Over 18 playoff games in 1996, the Bulls held their opponent under 80 points the same number of times — three — that they allowed 100 or more points. And the Knicks needed overtime to produce one of those century mark outputs.
The Bulls’ defense, well, never rested.
“It’s been unbelievable,” said current radio analyst and then reserve center Bill Wennington on reliving the run.
And Wennington said he’s only been intermittently tuning in to watch what he lived 24 years ago.
Watching the rebroadcasts of the 1996 playoff run has been a revelation and a reminder. The Bulls possessed so many different manners in which to smother teams defensively and match up against virtually any player and opponent. The job Dennis Rodman did on a 24-year-old Shaquille O’Neal in Game 1 is just one example.

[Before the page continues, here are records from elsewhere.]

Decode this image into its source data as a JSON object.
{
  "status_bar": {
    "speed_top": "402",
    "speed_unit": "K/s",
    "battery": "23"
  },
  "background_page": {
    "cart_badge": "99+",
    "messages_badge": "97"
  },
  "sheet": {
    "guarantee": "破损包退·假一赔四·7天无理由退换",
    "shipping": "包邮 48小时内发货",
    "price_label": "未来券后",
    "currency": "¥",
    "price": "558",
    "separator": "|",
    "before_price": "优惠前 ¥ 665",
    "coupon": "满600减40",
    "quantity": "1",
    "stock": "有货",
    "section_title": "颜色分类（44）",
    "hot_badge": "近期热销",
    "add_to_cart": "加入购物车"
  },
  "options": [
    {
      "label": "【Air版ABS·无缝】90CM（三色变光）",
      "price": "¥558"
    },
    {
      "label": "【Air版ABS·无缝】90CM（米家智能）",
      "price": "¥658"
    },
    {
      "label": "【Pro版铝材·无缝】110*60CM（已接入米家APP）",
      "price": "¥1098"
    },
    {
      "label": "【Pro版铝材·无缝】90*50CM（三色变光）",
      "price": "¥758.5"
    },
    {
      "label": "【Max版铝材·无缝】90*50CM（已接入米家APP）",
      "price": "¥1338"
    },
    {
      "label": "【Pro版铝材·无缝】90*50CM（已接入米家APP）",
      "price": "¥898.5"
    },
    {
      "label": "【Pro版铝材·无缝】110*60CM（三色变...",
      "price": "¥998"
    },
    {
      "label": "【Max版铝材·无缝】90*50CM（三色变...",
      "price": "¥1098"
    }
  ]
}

What other team could use a 6-foot-7 power forward in single coverage on the 7-1 behemoth of Neal?
“Just the rotations and how everyone worked together, whether it was Michael (Jordan) or Scottie (Pippen) or Ron Harper. I hate to say it, even Toni Kukoc with his olé defense was making the right adjustments at the right time,” Wennington joked. “The different lineups that (coach) Phil (Jackson) could go with — small with Dennis or Toni at center or big with me and Luc (Longley) and James Edwards. Every guy on the floor barring the 7-footers could guard pretty much anyone on the floor.”
And this played out most spectacularly when the Bulls unveiled any variation of their fullcourt pressure, a favorite tactic of legendary assistant coach and defensive mastermind Johnny Bach.
The Bulls needed it in Game 2, which airs Friday at 7 p.m. CT on NBC Sports Chicago, overcoming a large third-quarter deficit to prevail. How’d you like to try to bring the ball up against the length and athleticism of Jordan, Pippen and Rodman?
The Bulls led the NBA by allowing just 86.8 points during their title stampede. They also enjoyed a plus-7.9 advantage in rebounding. Those are ingredients for playoff success in any era.
Bach, whose twin brother was lost on an airborne mission during World War II, used to sometimes end his video edits with an ace of spades — the card of death — on a rifle butt to signify an enemy kill.
Dramatic? Perhaps. But symbolic, too, for the dominance his defense displayed consistently.
Every other night through April 15, NBC Sports Chicago is airing the entirety of the Bulls' 1996 NBA championship run. Find the full schedule here.